*** Begin section ***

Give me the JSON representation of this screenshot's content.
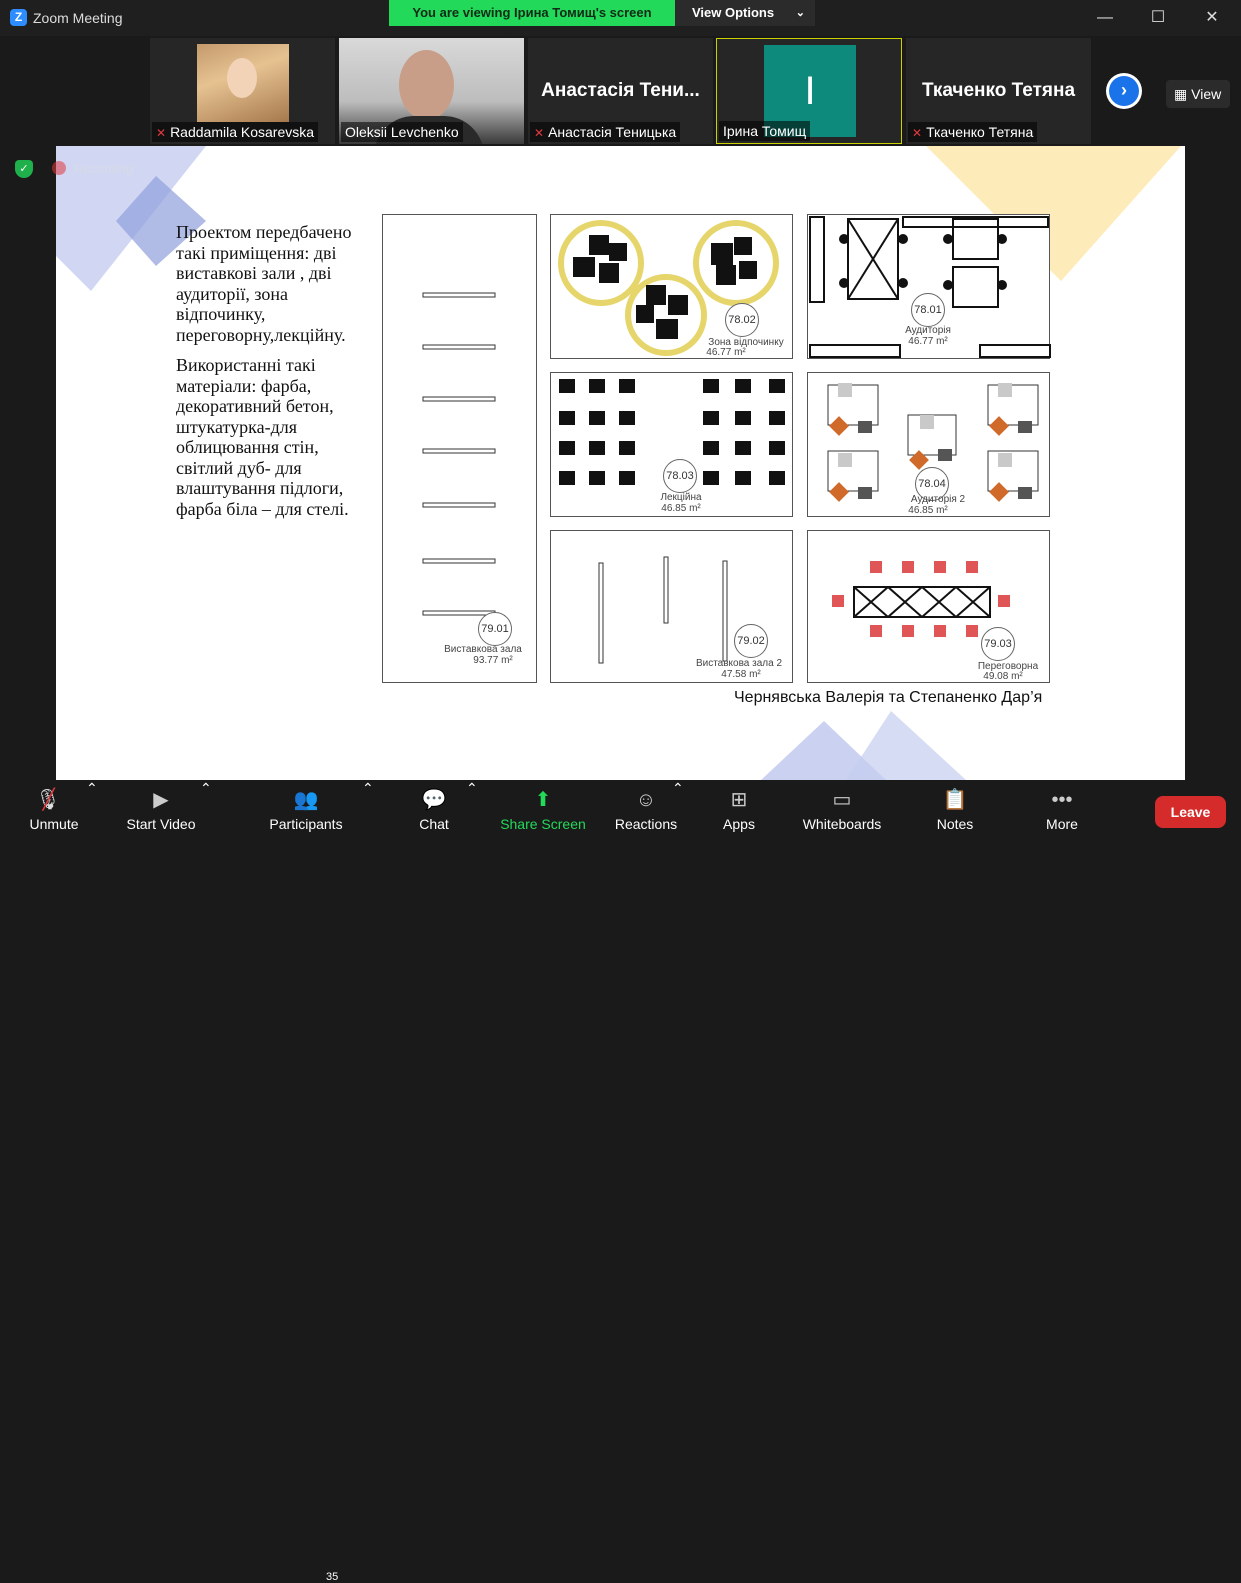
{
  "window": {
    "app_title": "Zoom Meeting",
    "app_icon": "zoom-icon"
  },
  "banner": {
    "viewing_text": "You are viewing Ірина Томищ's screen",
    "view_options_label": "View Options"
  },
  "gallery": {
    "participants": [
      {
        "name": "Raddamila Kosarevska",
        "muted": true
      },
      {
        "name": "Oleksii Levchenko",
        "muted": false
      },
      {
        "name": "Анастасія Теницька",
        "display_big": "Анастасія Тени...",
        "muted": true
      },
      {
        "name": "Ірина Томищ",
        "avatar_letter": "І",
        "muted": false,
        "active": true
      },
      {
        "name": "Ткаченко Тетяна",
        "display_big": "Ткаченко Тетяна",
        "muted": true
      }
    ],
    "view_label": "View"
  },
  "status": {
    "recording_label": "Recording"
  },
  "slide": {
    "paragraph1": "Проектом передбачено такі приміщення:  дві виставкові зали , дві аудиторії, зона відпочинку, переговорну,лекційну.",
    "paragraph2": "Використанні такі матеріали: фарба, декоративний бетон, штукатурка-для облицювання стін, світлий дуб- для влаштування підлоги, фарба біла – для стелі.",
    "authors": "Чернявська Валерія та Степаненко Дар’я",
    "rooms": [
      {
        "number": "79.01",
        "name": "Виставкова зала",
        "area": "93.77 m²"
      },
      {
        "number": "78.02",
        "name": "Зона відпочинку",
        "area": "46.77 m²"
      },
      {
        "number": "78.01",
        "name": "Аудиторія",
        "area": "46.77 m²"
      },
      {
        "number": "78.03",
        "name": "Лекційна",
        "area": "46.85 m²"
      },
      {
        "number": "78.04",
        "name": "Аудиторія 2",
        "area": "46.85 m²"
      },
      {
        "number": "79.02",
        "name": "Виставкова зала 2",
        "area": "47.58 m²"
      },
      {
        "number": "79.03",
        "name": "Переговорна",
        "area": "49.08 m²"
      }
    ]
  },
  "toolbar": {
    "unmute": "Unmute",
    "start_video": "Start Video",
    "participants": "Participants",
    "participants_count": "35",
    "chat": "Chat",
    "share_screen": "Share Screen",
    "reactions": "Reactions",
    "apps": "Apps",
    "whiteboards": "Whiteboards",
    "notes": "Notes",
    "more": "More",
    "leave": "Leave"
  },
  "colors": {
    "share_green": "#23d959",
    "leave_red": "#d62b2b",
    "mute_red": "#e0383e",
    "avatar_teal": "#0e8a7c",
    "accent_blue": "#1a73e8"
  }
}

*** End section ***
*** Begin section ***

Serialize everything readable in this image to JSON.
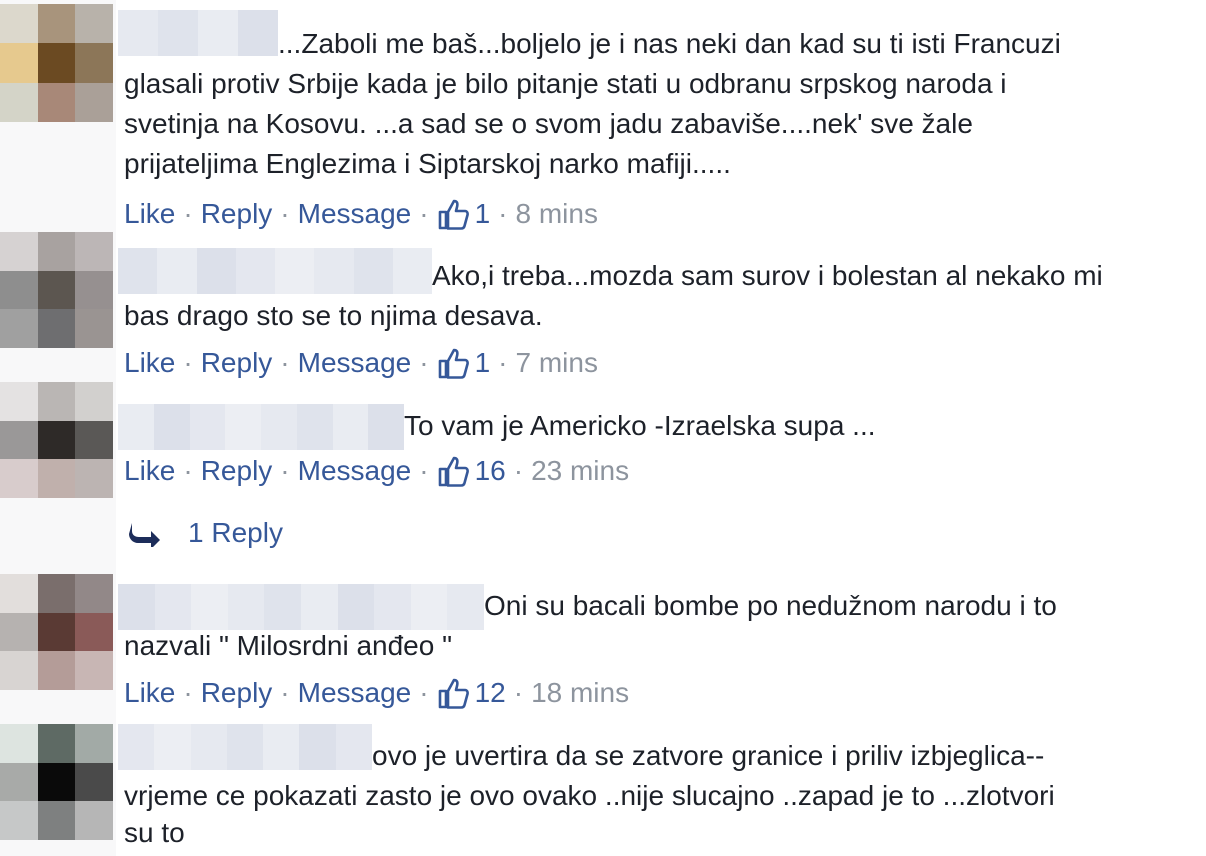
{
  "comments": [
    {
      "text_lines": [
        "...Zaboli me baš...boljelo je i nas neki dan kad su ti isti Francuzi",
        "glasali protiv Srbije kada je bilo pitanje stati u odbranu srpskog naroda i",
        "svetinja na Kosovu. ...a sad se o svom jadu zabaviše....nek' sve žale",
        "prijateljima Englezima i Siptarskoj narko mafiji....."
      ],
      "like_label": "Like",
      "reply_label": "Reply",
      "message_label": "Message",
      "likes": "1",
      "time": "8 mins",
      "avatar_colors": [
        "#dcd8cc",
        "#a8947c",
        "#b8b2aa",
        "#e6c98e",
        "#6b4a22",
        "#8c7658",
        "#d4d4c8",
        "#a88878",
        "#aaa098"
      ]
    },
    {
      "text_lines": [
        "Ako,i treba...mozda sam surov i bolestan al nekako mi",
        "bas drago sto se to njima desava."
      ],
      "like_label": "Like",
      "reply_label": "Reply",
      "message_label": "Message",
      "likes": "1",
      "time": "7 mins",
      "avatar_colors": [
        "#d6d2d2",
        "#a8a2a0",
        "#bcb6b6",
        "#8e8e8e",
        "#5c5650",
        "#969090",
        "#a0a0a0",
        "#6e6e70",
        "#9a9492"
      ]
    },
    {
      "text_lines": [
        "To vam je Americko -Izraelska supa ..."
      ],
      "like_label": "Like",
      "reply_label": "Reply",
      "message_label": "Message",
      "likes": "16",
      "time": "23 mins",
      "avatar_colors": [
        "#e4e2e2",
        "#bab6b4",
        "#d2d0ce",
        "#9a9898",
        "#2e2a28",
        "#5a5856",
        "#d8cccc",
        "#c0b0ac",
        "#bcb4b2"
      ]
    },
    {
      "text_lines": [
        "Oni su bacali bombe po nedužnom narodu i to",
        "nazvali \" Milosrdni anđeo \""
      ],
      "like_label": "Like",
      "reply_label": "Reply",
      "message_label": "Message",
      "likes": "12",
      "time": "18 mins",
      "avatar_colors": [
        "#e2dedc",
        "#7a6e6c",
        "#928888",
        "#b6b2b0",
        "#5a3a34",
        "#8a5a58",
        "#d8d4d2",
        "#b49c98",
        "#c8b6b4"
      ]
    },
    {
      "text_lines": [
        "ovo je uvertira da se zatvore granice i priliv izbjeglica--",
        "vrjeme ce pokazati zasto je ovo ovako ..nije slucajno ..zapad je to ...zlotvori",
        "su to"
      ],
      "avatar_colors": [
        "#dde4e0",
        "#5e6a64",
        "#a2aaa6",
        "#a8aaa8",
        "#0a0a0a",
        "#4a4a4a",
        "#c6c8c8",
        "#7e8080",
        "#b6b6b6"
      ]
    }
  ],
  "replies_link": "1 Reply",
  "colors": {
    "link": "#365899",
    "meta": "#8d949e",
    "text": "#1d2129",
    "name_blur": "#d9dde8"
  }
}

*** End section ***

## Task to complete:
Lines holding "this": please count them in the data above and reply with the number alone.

## Exercise result:
2